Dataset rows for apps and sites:
# # # # #
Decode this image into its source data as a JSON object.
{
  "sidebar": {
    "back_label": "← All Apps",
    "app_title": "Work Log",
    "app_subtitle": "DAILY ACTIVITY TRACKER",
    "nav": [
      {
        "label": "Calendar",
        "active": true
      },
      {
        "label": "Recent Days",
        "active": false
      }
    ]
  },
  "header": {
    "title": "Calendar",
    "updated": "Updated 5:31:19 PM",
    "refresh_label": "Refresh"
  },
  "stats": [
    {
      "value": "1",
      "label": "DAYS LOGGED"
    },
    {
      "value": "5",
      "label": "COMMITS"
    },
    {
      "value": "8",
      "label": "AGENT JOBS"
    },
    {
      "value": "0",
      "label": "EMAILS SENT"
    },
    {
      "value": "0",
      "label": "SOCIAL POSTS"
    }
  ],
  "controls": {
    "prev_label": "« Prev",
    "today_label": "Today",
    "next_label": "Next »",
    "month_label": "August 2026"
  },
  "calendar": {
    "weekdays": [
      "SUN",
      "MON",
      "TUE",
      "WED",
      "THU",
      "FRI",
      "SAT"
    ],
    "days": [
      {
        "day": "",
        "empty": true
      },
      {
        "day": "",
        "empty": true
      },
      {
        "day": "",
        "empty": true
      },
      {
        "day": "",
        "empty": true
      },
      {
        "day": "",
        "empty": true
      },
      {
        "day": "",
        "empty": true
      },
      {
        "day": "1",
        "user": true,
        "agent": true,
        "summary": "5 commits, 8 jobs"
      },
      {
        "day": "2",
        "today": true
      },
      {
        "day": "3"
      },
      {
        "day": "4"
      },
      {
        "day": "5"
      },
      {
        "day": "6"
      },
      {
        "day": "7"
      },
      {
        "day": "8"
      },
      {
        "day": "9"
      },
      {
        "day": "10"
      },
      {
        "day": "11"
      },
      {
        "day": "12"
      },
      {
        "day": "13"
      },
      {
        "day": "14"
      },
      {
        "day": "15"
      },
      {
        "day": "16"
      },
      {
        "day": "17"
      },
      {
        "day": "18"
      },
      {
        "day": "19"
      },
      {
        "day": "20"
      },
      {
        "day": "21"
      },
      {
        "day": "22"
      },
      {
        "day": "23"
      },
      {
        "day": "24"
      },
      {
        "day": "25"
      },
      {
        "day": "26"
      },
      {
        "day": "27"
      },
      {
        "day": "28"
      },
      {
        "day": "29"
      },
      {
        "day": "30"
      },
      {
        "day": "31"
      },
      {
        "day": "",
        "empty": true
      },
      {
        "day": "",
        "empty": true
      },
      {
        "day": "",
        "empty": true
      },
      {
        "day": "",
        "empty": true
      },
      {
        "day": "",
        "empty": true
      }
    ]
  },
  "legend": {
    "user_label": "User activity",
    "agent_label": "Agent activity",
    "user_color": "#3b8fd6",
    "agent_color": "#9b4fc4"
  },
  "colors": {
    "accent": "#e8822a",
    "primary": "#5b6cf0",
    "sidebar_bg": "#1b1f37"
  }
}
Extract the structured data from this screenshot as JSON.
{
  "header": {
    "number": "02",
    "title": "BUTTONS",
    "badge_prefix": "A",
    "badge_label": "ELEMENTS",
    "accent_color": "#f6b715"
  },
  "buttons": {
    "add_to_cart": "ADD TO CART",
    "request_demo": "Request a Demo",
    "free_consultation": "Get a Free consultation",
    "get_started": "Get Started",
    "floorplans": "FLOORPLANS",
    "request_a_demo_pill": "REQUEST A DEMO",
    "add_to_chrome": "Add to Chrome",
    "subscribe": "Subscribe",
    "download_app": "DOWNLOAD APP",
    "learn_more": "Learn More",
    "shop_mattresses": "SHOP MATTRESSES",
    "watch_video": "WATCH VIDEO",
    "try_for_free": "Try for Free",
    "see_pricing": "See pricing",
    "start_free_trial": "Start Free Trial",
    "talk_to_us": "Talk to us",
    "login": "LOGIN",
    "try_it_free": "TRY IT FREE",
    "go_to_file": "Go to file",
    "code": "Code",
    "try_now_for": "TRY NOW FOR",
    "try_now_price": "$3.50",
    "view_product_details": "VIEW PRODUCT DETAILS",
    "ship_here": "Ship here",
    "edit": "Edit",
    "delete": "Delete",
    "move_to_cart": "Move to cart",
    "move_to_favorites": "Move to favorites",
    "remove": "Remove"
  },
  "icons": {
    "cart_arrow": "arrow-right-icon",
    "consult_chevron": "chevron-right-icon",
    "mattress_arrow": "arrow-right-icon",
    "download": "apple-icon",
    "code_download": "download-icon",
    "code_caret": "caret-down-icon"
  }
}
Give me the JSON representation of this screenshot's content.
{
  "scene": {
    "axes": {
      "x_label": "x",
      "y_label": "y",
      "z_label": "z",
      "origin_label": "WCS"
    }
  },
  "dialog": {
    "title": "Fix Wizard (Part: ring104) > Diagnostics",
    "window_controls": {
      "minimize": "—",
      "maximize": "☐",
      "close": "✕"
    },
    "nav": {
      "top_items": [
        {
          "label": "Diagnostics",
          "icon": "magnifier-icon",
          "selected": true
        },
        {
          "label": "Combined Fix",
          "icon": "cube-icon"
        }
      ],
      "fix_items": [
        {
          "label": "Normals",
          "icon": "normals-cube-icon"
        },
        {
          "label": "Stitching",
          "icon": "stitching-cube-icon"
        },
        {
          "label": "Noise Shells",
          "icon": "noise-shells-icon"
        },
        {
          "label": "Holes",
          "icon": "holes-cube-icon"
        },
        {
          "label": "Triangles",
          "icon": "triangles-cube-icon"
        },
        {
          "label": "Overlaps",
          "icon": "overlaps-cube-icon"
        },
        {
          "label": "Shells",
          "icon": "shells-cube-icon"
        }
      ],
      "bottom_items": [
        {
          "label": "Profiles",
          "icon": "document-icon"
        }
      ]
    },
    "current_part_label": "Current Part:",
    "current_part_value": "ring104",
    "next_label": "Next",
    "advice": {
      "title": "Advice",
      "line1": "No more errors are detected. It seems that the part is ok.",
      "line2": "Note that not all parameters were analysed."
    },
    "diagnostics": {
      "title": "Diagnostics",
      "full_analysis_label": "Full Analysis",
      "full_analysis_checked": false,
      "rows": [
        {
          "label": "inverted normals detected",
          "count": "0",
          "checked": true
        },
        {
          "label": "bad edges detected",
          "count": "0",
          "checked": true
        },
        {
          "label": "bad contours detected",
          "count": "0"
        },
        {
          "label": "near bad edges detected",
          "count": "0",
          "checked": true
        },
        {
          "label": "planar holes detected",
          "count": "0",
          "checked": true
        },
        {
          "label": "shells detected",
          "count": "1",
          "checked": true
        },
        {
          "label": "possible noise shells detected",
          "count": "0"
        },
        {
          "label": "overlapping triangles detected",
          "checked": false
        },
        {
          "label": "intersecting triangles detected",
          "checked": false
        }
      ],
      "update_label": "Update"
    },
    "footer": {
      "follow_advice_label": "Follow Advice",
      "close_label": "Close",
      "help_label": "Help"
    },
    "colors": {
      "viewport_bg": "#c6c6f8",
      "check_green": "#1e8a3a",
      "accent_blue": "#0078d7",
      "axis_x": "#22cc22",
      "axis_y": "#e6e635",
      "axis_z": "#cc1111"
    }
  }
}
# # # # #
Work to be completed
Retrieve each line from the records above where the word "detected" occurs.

Output of the exercise
      "line1": "No more errors are detected. It seems that the part is ok.",
          "label": "inverted normals detected",
          "label": "bad edges detected",
          "label": "bad contours detected",
          "label": "near bad edges detected",
          "label": "planar holes detected",
          "label": "shells detected",
          "label": "possible noise shells detected",
          "label": "overlapping triangles detected",
          "label": "intersecting triangles detected",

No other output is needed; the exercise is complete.